I needed a poster for the Maker's Faire, but had my text and graphics laid out in Microsoft Word. These are the techniques I used to make a large poster using my plain old printer and freely available software.
Before you begin, check your printer driver to see if printing in poster format is an option. It will save you a lot of time and effort. Big thanks to the aware Karel Jansens for the printer driver tip.
Step 1: Save Your Word Document As a TIFF File
Let's hear how Microsoft would instruct you how to do this (from Office "Help"):
1. On the File menu, click Print.
2. In the Name list in the Print dialog box, click Microsoft Office Document Image Writer.
3. Click Properties.
4. In the Microsoft Office Document Image Writer Properties dialog box, click the Advanced tab.
5. Under Output format, select the TIFF - Monochrome Fax option, Superfine 300 DPI and then click OK.
6. In the Print dialog box, click OK.
7. In the Save as dialog box, select the View Document Image check box, and any additional options you want, and then click OK.
Step 2: Download and Install Picture Window Pro
Download and install the trial version of Picture Window Pro.
A 30-day evaluation version of Picture Window Pro 4.0. The evaluation version can be converted to a full working version by purchasing a serial number.
For Windows 2000, Windows XP, and Vista
The evaluation verion is not disabled in any way, but if you need this function often, please consider buying a license. They make a pretty handy piece of software.
Step 3: Open the TIFF File in Picture Window Pro and Print Your Heart Out
Open the TIFF file you saved in step 1. Select File > Print, then hit the "Print" button.
You will see the following page.
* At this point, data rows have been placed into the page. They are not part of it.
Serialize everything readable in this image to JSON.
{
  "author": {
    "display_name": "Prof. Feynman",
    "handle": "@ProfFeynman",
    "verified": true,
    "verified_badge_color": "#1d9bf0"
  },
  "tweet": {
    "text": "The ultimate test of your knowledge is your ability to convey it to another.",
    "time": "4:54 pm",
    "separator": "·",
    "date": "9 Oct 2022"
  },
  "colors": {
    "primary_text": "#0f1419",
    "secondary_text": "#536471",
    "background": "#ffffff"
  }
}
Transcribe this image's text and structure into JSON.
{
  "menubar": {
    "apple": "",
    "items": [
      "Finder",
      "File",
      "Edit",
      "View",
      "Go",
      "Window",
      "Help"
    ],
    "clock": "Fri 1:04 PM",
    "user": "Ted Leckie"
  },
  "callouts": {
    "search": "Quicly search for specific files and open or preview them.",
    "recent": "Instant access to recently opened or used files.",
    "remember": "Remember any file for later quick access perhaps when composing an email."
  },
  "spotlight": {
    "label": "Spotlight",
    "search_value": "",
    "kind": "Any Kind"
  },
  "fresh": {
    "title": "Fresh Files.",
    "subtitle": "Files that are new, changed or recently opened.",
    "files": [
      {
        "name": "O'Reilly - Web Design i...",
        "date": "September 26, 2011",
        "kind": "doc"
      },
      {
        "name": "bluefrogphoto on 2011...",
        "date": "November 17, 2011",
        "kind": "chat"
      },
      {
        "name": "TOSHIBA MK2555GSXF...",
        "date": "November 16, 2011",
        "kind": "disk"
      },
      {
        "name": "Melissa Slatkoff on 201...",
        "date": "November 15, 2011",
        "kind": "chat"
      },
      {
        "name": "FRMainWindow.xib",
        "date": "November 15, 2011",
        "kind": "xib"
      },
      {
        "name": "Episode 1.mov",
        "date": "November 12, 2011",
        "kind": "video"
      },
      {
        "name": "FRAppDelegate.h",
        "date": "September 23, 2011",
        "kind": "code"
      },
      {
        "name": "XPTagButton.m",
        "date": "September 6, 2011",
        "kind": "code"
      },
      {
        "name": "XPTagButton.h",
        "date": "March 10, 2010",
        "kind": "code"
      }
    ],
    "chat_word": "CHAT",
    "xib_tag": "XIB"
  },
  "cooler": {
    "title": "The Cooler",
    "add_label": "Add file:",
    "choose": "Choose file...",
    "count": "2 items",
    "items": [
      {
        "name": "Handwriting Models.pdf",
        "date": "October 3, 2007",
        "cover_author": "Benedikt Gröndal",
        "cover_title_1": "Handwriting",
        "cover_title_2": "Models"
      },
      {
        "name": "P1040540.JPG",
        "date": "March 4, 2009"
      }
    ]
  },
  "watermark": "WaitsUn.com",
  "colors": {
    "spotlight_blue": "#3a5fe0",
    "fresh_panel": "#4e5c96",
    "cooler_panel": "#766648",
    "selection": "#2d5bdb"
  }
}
Select how many pages you want to tile horizontally and vertically (how big) you want the poster, what size paper (letter or legal), and the orientation (portrait or landscape).
Set the "Print pages" numbers to the total pages of yoru poster, in my case it should be 1 to 16.
Step 4: Trim the Boarders
Your printer can not print all the way to the edge of your paper.
This leaves white borders around the edge of each sheet.
You only need to trim two edges of each sheet, since you can overlap your pages as you glue them down.
I like to start with the lower right most sheet, so I need to trim the bottom and the right hand side of each sheet.
Step 5: Dry Fit Your Pages
As a backerboard, I used a large remnant of old drywall, you can use any large flat surface. For a more professional look, choose foamcore, for the economy appearance use cardboard.
Lay your pages out without any glue to properly size and center your backerboard. This is caled a dry fit and will let you see any problems you may have beore you have to fix things with a page dripping with wet glue.
Fix any problems you can find.
Step 6: Glue Down Your Pages
I used rubber cement for my pages, but most adheasives should work fine. You can test your glue with a blank sheet of paper on the back of your board. If it wrinkles up, your glue has too much moisture.
Apply the glue to the backboard and carefully lay the page down watching your alignment to the backerboard and the other pages.
Using rubber cement, I was able to slide the paper around a little to get it alligned properly. Spray adheasives may not be so kind.
I painted a brushfull on the backboard where each corner of the page would be and spread it inward with the brush.
Step 7: Admire Your Fine Work
Once your last page is glued down and dry, you may need to go back and re-glue down some of the seams.
Once you're finished you can display your poster on an easel for all to enjoy.